- PROBLEM -
With spelling and spacing unchanged, write out each line of the material.
RECORD EXTRACTS Block Start
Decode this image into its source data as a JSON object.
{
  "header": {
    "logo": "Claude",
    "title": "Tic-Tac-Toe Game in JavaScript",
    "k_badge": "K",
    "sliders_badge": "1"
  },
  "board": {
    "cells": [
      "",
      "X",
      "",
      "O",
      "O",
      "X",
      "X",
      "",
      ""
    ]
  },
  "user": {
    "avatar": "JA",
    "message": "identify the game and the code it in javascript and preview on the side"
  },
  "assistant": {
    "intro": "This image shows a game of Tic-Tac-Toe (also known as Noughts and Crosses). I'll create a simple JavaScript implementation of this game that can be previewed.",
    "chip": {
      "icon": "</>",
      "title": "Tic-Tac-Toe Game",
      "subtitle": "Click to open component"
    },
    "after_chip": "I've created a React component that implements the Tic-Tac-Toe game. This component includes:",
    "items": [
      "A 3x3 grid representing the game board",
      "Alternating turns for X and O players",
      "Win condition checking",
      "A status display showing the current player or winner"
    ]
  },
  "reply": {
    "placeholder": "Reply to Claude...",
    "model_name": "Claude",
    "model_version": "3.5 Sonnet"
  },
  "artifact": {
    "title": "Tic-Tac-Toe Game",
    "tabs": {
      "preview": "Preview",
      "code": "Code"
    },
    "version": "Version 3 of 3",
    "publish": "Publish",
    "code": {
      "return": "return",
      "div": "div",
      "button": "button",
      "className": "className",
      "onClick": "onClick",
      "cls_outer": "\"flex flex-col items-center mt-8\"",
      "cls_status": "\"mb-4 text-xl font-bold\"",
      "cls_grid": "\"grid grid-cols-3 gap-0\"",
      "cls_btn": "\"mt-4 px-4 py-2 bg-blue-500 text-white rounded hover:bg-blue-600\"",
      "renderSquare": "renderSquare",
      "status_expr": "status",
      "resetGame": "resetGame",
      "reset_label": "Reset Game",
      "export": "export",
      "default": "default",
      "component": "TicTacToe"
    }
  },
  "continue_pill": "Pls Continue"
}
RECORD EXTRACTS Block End
- ANSWER TO THE PROBLEM -
Decode this image into its source data as a JSON object.
{
  "header": {
    "logo": "Claude",
    "title": "Tic-Tac-Toe Game in JavaScript",
    "k_badge": "K",
    "sliders_badge": "1"
  },
  "board": {
    "cells": [
      "",
      "X",
      "",
      "O",
      "O",
      "X",
      "X",
      "",
      ""
    ]
  },
  "user": {
    "avatar": "JA",
    "message": "identify the game and the code it in javascript and preview on the side"
  },
  "assistant": {
    "intro": "This image shows a game of Tic-Tac-Toe (also known as Noughts and Crosses). I'll create a simple JavaScript implementation of this game that can be previewed.",
    "chip": {
      "icon": "</>",
      "title": "Tic-Tac-Toe Game",
      "subtitle": "Click to open component"
    },
    "after_chip": "I've created a React component that implements the Tic-Tac-Toe game. This component includes:",
    "items": [
      "A 3x3 grid representing the game board",
      "Alternating turns for X and O players",
      "Win condition checking",
      "A status display showing the current player or winner"
    ]
  },
  "reply": {
    "placeholder": "Reply to Claude...",
    "model_name": "Claude",
    "model_version": "3.5 Sonnet"
  },
  "artifact": {
    "title": "Tic-Tac-Toe Game",
    "tabs": {
      "preview": "Preview",
      "code": "Code"
    },
    "version": "Version 3 of 3",
    "publish": "Publish",
    "code": {
      "return": "return",
      "div": "div",
      "button": "button",
      "className": "className",
      "onClick": "onClick",
      "cls_outer": "\"flex flex-col items-center mt-8\"",
      "cls_status": "\"mb-4 text-xl font-bold\"",
      "cls_grid": "\"grid grid-cols-3 gap-0\"",
      "cls_btn": "\"mt-4 px-4 py-2 bg-blue-500 text-white rounded hover:bg-blue-600\"",
      "renderSquare": "renderSquare",
      "status_expr": "status",
      "resetGame": "resetGame",
      "reset_label": "Reset Game",
      "export": "export",
      "default": "default",
      "component": "TicTacToe"
    }
  },
  "continue_pill": "Pls Continue"
}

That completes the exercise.